This place is an adventure everyday- I’m in love with it. It might be too early to say that I’m never coming home but I’m only a few clicks away from looking into dual citizenship. For the past week now I’ve walked between 5 to 10 miles every day exploring my surroundings. I’ve seen churches standing and destroyed, I’ve seen canals that never end, I’ve seen parks hosting everything from rugby fields to rowing to horses. Every turn I make is another opportunity for me to try something new. I wake up ready to take on the city and end every night exhausted but wanting to do it all again. After all, no one is going to live this adventure except for me, so I’ll make the most of every day. Each day is interacting with new people and hearing new stories, including today when I sat down with one of my flat mates to ask her the conversations questions.
Sitting down with her gave me a whole new perspective on the culture here. As she lives only two and a half hours away from London, her view is even different to those in the city. It seems to be that people out more in the country are much more hospitable and open than those that occupy the city. This reminds me of when Hess quoted Myron W. Lustig saying “By providing its members with shared beliefs and assumptions about the ‘right’ and ‘proper’ ways of behaving, cultures provide the context within which individual values develop”. (Hess, pg. 47) I haven’t been outside of the city yet to see this for myself, so I would have no way to tell. But it is incredible how different the cultures can be within such a small geographical area. Perhaps I will experience this again and again as I travel around central Europe for the month of April.
As I was talking to her I realized how similar our cultures really were. I mean if you travel to another state in the US you will come across people with vastly different viewpoints, which is the same here when you go over a few towns. People here live very close to those they grew up with. It seems that they live in their town or village for most of their lives until they come to university. I guess that is pretty much the same as myself back home. I am very used to the people I know in my town and went through my own bit of culture shock when I came to school. We both laughed when we realized that we had never toured around the major cities in our countries. I haven’t been to a number of tourist spots in New York while she hasn’t been to central London more than a handful of times! We did disagree on some of our values, for example, here there is a much bigger emphasis on manners and doing things ‘properly’ whereas back home I find that there is a big support for people to push the system and actively make positive change. However, there are many points that we had in common. We both had a large value on family and tolerance of others which is a tie that will bring us closer together.

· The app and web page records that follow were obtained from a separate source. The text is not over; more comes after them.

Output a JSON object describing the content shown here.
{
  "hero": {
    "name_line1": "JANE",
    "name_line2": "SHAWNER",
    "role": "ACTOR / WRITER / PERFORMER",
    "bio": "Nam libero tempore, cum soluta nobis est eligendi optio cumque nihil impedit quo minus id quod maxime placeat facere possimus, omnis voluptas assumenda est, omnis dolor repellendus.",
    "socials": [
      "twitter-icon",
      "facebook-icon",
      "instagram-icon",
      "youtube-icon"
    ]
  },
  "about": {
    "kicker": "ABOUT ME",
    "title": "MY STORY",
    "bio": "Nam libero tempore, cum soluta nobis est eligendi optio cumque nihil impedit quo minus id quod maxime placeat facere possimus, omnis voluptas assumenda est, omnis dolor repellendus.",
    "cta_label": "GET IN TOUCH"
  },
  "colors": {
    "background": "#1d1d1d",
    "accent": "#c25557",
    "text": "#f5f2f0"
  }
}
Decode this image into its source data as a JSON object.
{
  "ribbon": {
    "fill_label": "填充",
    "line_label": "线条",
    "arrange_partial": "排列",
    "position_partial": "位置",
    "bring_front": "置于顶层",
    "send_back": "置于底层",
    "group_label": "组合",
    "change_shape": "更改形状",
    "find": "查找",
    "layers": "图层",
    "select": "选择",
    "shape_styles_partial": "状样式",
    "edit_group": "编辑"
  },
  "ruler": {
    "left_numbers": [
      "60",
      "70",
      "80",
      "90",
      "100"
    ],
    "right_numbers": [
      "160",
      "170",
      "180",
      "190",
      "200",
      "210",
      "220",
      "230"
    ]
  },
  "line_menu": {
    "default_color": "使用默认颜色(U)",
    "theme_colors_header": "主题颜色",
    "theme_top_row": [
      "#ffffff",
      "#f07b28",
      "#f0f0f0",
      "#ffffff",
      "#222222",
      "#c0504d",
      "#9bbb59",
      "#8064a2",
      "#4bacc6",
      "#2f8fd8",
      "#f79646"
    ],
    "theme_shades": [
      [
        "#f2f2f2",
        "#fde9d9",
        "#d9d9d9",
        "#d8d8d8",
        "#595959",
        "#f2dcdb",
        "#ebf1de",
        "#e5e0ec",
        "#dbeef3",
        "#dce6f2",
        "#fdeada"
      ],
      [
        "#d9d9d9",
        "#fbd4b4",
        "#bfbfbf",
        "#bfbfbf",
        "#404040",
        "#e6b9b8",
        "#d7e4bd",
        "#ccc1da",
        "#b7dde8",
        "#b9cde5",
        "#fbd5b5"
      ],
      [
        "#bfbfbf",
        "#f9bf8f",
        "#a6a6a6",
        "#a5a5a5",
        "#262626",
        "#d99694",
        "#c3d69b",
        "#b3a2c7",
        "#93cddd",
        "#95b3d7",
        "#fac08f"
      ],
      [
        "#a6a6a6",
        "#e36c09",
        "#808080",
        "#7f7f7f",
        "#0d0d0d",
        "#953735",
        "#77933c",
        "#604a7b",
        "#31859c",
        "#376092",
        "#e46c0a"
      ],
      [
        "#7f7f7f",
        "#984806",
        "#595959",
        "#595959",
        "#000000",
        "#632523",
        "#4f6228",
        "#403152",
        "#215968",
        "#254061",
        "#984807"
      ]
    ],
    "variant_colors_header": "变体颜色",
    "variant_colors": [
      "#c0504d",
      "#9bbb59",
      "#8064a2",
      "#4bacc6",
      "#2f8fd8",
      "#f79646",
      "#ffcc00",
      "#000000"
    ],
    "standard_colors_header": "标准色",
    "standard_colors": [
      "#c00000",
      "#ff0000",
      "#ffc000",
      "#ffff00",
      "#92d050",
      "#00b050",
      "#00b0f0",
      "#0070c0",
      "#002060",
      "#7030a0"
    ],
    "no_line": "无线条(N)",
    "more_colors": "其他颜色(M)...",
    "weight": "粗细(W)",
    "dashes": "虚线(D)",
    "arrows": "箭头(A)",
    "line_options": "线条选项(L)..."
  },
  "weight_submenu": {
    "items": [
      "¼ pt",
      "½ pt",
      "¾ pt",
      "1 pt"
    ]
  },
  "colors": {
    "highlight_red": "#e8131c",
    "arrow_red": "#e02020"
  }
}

Having this conversation really gave me a new perspective on how important it is to find out and explore the differences in others, even when you feel that you are very similar to begin with. There is no telling what you will discover about someone when you get to this level of discussion. Thinking like a computer scientist, it is almost like a phone. Everyone and their brother has an iPhone, but for everyone’s phone there is going to be a different background, different apps downloaded, different pictures and messages stored. Two people with the exact same phone could be polar opposites, but you wouldn’t know unless you looked inside. Now all I want to do is sit down and have more conversations with people of similar and different backgrounds just like this one; I think I would find out a lot about myself and them.
I’ve included this picture from one of my walks. As I was trying to find a dance studio for one of my classes, I stumbled upon this ruin from the old wall that surrounded the city of London. It’s incredible the little bits of history that are scattered throughout the city here! There are little discoveries like this around every corner.
Hess, Daniel J. Studying Abroad/Learning Abroad: An Abridged Edition of The Whole World Guide to Culture Learning. Intercultural Press, INC.